Additionally, it is important to research and understand the specific breeding requirements and behaviors of the species of boa that you are working with to ensure successful breeding.
How do you prepare boas for breeding?
Before breeding, it is important to ensure that the boas are in optimal health and at an appropriate weight. Boas should be fed a nutritious diet and provided with proper lighting and temperature conditions to encourage breeding behaviors.
Once the boas are in good health, they should be introduced to each other in a controlled and supervised environment. It is important to monitor their behavior and ensure that they are mating successfully. After mating, the female boa should be closely monitored for signs of pregnancy and provided with appropriate care and nutrition.
What are some common breeding complications with boas?
Boas can experience a range of breeding complications, including infertility, egg-binding, and difficulty giving birth. Infertility can occur if the boas are not in optimal health or if they are not provided with appropriate breeding conditions.
Egg-binding occurs when the female boa is unable to pass her eggs. This can be a life-threatening condition that requires immediate veterinary attention. Difficulty giving birth can also occur and may require veterinary assistance to ensure the safety and health of both the mother and her offspring.
How many offspring do boas typically have?
The number of offspring that boas have can vary depending on the species and the size of the female. Boas can have litters ranging from a few to over 50 offspring. It is important to research the specific breeding requirements and behaviors of the species of boa that you are working with to ensure successful breeding and appropriate care for the offspring.
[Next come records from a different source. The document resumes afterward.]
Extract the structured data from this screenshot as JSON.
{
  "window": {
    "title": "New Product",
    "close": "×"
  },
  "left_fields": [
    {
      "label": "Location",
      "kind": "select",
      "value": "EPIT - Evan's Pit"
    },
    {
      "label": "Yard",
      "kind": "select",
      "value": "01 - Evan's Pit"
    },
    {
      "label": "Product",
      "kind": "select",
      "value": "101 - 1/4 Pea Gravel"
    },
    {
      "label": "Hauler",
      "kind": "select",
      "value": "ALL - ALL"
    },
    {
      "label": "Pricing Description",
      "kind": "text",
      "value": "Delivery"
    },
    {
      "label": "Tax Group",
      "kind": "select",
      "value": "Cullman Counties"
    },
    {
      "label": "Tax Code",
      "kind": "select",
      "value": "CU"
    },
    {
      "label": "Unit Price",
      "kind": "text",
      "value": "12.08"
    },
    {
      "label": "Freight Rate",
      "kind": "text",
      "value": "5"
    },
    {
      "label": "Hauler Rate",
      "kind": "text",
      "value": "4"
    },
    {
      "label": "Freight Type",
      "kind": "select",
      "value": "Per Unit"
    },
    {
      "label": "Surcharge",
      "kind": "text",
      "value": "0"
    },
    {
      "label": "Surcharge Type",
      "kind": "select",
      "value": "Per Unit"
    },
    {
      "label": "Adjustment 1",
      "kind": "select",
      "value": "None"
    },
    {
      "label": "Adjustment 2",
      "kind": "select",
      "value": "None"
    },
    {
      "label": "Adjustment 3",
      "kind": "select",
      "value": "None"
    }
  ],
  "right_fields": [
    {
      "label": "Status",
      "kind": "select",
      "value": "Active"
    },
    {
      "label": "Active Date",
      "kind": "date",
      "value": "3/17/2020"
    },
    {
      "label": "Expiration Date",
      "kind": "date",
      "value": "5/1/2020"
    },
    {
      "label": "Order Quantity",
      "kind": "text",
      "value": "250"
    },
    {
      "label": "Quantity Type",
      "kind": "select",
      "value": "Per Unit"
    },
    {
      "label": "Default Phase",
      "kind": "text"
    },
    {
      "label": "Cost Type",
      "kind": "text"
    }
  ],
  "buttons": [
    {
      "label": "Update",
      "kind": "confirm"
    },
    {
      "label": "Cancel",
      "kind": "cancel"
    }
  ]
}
It is also important to have a plan in place for caring for and finding homes for the offspring before breeding, as producing large numbers of offspring without proper planning can result in overcrowding and neglect.
How do you care for boa offspring?
Boa offspring require specialized care and nutrition to ensure their health and survival. They should be provided with appropriate lighting, temperature, and humidity conditions, as well as a nutritious diet.
It is important to research the specific care requirements of the species of boa that you are working with to ensure that the offspring are provided with appropriate care. Additionally, it is important to have a plan in place for finding homes for the offspring before breeding to ensure that they are not neglected or mistreated.
How To Breed Boa Constrictors like a Professional
Breeding boas can be a rewarding and fascinating experience for anyone interested in reptile husbandry. However, it is important to approach this task with caution and knowledge to ensure the health and well-being of the boas involved. Here are a few key takeaways to consider when breeding boas:
First and foremost, research is key. It is important to understand the specific needs and behaviors of the particular species of boa you are working with. This includes things like temperature and humidity requirements, feeding habits, and breeding cycles. By doing your homework, you can ensure that your boas are healthy and happy throughout the breeding process.
Another important consideration is genetics. When breeding boas, it is essential to carefully select breeding pairs to avoid genetic defects or health issues in offspring. This may involve consulting with other breeders or geneticists to ensure that you are making informed decisions.
Finally, patience is key. Breeding boas can be a lengthy and sometimes frustrating process, and it is important to be prepared for setbacks and delays. However, with persistence and dedication, you can successfully breed healthy and thriving boas.